## Work required
Please reproduce the entries in full. Keep every character the same.

## Stored data
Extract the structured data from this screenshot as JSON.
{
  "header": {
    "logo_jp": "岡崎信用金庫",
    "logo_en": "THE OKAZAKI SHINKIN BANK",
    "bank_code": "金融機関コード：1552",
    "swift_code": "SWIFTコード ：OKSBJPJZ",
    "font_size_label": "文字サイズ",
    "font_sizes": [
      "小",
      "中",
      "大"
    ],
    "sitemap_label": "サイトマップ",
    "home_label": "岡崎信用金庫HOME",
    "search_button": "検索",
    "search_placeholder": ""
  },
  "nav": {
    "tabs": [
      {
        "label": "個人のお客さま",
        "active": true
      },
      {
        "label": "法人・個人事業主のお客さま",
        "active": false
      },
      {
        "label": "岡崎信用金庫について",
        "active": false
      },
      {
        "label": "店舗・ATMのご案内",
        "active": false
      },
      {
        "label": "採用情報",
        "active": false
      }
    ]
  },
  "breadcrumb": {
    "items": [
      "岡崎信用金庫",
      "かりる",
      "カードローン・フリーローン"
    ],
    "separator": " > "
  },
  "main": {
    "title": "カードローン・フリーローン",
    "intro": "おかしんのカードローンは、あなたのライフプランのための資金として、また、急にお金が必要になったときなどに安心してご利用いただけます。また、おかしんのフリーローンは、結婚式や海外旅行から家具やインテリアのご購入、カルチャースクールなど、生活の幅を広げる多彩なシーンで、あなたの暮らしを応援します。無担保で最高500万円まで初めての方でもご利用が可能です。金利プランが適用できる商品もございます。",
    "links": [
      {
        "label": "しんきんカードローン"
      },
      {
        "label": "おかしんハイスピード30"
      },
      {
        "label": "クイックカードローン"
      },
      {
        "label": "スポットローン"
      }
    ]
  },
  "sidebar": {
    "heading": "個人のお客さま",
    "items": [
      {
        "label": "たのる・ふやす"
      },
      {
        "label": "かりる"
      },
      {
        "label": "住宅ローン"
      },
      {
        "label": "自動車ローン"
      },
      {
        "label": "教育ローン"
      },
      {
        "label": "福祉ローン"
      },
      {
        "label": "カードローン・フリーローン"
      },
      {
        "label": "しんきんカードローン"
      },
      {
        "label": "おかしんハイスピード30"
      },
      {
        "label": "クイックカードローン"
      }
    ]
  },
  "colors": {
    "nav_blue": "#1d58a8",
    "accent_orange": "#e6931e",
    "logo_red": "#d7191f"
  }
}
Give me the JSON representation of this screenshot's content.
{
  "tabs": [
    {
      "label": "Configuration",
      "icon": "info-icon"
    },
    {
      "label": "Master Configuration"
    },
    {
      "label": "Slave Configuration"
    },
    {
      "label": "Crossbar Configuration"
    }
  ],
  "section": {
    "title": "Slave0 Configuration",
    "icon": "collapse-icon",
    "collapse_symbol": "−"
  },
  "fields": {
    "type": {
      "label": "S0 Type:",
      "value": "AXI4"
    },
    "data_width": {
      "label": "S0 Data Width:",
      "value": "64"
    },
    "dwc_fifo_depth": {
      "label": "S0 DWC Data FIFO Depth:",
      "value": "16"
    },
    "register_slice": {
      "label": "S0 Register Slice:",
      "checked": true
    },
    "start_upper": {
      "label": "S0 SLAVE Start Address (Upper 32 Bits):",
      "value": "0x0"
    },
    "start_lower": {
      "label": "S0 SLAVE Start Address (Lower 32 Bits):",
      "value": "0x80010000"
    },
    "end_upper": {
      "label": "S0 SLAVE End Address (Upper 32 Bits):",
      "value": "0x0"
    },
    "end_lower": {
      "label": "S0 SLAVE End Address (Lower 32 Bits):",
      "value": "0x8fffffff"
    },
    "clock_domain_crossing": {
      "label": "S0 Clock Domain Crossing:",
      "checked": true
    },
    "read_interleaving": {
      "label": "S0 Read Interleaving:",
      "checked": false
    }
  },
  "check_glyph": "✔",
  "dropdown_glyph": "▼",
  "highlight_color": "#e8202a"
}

## Written solution
Extract the structured data from this screenshot as JSON.
{
  "header": {
    "logo_jp": "岡崎信用金庫",
    "logo_en": "THE OKAZAKI SHINKIN BANK",
    "bank_code": "金融機関コード：1552",
    "swift_code": "SWIFTコード ：OKSBJPJZ",
    "font_size_label": "文字サイズ",
    "font_sizes": [
      "小",
      "中",
      "大"
    ],
    "sitemap_label": "サイトマップ",
    "home_label": "岡崎信用金庫HOME",
    "search_button": "検索",
    "search_placeholder": ""
  },
  "nav": {
    "tabs": [
      {
        "label": "個人のお客さま",
        "active": true
      },
      {
        "label": "法人・個人事業主のお客さま",
        "active": false
      },
      {
        "label": "岡崎信用金庫について",
        "active": false
      },
      {
        "label": "店舗・ATMのご案内",
        "active": false
      },
      {
        "label": "採用情報",
        "active": false
      }
    ]
  },
  "breadcrumb": {
    "items": [
      "岡崎信用金庫",
      "かりる",
      "カードローン・フリーローン"
    ],
    "separator": " > "
  },
  "main": {
    "title": "カードローン・フリーローン",
    "intro": "おかしんのカードローンは、あなたのライフプランのための資金として、また、急にお金が必要になったときなどに安心してご利用いただけます。また、おかしんのフリーローンは、結婚式や海外旅行から家具やインテリアのご購入、カルチャースクールなど、生活の幅を広げる多彩なシーンで、あなたの暮らしを応援します。無担保で最高500万円まで初めての方でもご利用が可能です。金利プランが適用できる商品もございます。",
    "links": [
      {
        "label": "しんきんカードローン"
      },
      {
        "label": "おかしんハイスピード30"
      },
      {
        "label": "クイックカードローン"
      },
      {
        "label": "スポットローン"
      }
    ]
  },
  "sidebar": {
    "heading": "個人のお客さま",
    "items": [
      {
        "label": "たのる・ふやす"
      },
      {
        "label": "かりる"
      },
      {
        "label": "住宅ローン"
      },
      {
        "label": "自動車ローン"
      },
      {
        "label": "教育ローン"
      },
      {
        "label": "福祉ローン"
      },
      {
        "label": "カードローン・フリーローン"
      },
      {
        "label": "しんきんカードローン"
      },
      {
        "label": "おかしんハイスピード30"
      },
      {
        "label": "クイックカードローン"
      }
    ]
  },
  "colors": {
    "nav_blue": "#1d58a8",
    "accent_orange": "#e6931e",
    "logo_red": "#d7191f"
  }
}
Give me the JSON representation of this screenshot's content.
{
  "tabs": [
    {
      "label": "Configuration",
      "icon": "info-icon"
    },
    {
      "label": "Master Configuration"
    },
    {
      "label": "Slave Configuration"
    },
    {
      "label": "Crossbar Configuration"
    }
  ],
  "section": {
    "title": "Slave0 Configuration",
    "icon": "collapse-icon",
    "collapse_symbol": "−"
  },
  "fields": {
    "type": {
      "label": "S0 Type:",
      "value": "AXI4"
    },
    "data_width": {
      "label": "S0 Data Width:",
      "value": "64"
    },
    "dwc_fifo_depth": {
      "label": "S0 DWC Data FIFO Depth:",
      "value": "16"
    },
    "register_slice": {
      "label": "S0 Register Slice:",
      "checked": true
    },
    "start_upper": {
      "label": "S0 SLAVE Start Address (Upper 32 Bits):",
      "value": "0x0"
    },
    "start_lower": {
      "label": "S0 SLAVE Start Address (Lower 32 Bits):",
      "value": "0x80010000"
    },
    "end_upper": {
      "label": "S0 SLAVE End Address (Upper 32 Bits):",
      "value": "0x0"
    },
    "end_lower": {
      "label": "S0 SLAVE End Address (Lower 32 Bits):",
      "value": "0x8fffffff"
    },
    "clock_domain_crossing": {
      "label": "S0 Clock Domain Crossing:",
      "checked": true
    },
    "read_interleaving": {
      "label": "S0 Read Interleaving:",
      "checked": false
    }
  },
  "check_glyph": "✔",
  "dropdown_glyph": "▼",
  "highlight_color": "#e8202a"
}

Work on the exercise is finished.